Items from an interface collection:

□ □ □ □ □

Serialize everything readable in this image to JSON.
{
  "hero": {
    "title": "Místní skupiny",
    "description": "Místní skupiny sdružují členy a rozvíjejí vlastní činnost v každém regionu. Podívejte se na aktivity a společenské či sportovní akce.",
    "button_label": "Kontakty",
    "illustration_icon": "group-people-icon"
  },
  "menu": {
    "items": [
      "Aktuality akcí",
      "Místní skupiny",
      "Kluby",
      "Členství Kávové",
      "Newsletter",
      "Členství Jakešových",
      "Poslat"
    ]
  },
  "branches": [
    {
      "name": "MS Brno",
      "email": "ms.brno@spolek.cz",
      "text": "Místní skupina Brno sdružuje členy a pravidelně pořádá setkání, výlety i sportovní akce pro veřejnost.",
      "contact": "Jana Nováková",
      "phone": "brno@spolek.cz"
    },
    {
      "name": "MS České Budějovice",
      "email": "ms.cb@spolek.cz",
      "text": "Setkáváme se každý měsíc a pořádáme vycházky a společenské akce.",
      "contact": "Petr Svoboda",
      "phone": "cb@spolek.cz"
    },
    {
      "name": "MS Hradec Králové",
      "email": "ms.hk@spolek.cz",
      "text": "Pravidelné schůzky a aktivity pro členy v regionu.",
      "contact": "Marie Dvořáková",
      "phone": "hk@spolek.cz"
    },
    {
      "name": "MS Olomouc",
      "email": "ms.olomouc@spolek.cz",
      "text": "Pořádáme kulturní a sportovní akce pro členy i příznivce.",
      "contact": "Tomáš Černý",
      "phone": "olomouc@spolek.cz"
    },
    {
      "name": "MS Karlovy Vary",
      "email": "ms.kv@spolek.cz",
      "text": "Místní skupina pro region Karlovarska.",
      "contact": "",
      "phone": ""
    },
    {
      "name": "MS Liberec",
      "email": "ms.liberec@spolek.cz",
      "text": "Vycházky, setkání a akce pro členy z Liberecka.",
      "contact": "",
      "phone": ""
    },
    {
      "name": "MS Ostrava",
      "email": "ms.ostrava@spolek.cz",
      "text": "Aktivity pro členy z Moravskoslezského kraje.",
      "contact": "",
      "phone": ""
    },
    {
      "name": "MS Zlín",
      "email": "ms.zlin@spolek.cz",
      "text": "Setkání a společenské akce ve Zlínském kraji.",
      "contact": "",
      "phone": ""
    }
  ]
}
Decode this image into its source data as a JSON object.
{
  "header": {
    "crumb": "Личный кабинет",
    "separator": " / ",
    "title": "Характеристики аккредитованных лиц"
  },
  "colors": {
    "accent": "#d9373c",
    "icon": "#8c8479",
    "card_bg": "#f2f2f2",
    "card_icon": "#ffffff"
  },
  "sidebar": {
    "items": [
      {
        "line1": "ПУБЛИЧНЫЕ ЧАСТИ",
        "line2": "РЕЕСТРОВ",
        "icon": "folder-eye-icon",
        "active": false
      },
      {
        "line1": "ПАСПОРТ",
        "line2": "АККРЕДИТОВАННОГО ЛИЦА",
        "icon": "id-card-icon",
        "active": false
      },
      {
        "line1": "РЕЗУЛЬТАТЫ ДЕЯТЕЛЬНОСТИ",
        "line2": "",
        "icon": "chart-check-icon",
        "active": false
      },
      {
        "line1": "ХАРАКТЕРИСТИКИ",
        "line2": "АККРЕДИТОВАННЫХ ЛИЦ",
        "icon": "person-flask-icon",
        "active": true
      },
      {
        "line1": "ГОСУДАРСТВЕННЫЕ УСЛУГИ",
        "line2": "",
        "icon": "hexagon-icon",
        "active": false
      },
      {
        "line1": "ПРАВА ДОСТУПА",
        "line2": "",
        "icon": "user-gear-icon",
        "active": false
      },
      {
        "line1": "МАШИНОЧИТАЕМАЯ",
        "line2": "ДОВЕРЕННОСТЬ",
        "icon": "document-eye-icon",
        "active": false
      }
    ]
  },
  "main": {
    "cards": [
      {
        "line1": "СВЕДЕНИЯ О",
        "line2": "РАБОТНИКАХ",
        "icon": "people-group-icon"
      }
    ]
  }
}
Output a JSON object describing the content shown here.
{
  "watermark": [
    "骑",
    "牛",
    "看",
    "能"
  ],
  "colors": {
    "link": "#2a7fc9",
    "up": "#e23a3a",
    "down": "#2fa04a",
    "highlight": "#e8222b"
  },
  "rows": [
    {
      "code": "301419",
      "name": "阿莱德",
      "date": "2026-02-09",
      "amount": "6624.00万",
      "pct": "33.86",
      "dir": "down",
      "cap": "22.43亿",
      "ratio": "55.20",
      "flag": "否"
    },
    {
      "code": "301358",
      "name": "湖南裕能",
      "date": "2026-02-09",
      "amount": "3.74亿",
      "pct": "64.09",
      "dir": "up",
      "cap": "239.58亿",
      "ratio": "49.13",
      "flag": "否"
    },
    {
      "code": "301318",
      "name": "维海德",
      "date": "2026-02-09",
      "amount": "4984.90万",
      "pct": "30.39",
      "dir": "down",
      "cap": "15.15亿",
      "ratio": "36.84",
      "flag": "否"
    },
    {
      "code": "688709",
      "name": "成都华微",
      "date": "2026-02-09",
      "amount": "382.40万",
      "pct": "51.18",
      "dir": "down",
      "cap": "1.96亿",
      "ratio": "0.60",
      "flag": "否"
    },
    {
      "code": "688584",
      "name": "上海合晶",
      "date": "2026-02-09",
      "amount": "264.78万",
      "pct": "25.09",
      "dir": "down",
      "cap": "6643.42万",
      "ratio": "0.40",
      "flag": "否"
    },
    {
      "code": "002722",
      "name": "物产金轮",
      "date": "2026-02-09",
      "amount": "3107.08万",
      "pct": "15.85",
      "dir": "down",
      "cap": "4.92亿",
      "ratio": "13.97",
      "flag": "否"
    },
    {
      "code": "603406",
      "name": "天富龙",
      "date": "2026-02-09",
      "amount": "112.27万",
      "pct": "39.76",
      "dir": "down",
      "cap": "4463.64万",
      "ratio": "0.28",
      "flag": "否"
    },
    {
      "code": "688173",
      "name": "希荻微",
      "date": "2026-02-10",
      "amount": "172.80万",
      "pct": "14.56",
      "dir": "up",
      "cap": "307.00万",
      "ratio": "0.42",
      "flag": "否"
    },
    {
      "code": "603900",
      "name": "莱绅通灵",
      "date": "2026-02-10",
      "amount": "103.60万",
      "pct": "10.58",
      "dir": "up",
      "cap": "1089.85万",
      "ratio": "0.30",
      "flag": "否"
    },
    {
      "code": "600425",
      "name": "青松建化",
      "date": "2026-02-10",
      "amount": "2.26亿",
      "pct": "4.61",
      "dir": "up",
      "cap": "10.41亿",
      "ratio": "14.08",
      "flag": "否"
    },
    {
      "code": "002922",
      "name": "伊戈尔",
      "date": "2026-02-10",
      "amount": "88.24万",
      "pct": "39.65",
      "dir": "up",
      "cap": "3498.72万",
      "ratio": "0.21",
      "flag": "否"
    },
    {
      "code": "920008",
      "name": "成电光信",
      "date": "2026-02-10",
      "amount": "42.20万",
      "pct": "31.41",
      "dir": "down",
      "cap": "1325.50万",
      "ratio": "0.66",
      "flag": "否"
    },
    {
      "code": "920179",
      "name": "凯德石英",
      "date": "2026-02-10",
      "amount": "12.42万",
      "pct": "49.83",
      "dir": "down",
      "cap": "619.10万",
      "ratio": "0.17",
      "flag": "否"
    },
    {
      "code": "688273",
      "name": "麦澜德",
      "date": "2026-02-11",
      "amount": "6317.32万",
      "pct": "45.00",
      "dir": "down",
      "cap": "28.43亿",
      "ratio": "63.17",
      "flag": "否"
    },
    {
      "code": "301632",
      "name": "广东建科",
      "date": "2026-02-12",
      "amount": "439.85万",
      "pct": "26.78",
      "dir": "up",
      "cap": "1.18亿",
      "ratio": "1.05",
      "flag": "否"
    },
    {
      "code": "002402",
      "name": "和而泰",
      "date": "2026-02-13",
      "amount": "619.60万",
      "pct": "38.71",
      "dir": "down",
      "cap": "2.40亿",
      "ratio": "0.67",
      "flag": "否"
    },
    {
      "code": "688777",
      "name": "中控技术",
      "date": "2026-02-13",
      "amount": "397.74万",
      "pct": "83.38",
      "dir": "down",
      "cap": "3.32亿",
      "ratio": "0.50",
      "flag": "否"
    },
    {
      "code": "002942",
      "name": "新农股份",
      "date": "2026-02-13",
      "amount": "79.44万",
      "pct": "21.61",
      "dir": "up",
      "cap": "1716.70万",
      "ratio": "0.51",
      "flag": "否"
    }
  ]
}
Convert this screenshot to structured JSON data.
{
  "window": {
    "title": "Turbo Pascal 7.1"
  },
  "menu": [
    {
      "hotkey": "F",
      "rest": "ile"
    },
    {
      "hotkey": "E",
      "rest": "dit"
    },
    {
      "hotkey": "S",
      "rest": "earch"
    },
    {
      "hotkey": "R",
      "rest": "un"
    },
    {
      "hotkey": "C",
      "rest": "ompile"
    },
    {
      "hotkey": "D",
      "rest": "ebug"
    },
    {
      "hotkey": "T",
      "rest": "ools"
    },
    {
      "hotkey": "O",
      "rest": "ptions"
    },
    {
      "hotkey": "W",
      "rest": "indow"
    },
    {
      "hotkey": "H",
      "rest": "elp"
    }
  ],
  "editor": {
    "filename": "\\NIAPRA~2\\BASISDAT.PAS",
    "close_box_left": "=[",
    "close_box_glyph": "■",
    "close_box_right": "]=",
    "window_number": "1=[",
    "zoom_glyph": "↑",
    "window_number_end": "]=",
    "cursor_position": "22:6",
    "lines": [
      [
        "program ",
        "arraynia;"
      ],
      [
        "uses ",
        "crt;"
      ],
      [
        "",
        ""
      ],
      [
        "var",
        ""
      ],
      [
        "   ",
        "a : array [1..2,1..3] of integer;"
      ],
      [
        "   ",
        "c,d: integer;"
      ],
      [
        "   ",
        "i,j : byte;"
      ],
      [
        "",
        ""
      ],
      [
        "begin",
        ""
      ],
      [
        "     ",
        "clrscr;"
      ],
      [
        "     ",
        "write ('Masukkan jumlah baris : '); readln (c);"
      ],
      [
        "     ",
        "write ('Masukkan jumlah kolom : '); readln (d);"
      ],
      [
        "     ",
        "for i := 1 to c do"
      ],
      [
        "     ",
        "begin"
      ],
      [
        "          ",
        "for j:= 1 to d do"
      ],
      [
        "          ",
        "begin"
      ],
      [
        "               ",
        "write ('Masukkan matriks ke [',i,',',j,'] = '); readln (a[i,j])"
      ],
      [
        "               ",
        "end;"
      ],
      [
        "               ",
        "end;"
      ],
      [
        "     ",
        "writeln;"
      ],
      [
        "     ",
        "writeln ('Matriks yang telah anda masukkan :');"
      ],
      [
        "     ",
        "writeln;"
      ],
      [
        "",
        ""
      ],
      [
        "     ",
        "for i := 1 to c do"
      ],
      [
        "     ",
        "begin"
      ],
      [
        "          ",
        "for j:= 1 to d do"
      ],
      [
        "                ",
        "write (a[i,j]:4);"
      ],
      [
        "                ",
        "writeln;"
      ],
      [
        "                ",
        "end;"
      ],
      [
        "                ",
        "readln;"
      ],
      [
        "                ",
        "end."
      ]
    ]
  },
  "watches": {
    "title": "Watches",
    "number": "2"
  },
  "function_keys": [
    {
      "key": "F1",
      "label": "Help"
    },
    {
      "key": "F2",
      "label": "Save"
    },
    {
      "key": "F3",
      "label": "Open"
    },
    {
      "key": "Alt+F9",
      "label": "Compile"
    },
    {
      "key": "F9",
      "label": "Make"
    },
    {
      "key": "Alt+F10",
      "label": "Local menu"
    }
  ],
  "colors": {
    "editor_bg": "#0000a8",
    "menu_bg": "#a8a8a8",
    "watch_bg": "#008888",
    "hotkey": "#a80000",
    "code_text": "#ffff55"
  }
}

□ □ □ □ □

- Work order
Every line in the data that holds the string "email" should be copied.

- Solved exercise
      "email": "ms.brno@spolek.cz",
      "email": "ms.cb@spolek.cz",
      "email": "ms.hk@spolek.cz",
      "email": "ms.olomouc@spolek.cz",
      "email": "ms.kv@spolek.cz",
      "email": "ms.liberec@spolek.cz",
      "email": "ms.ostrava@spolek.cz",
      "email": "ms.zlin@spolek.cz",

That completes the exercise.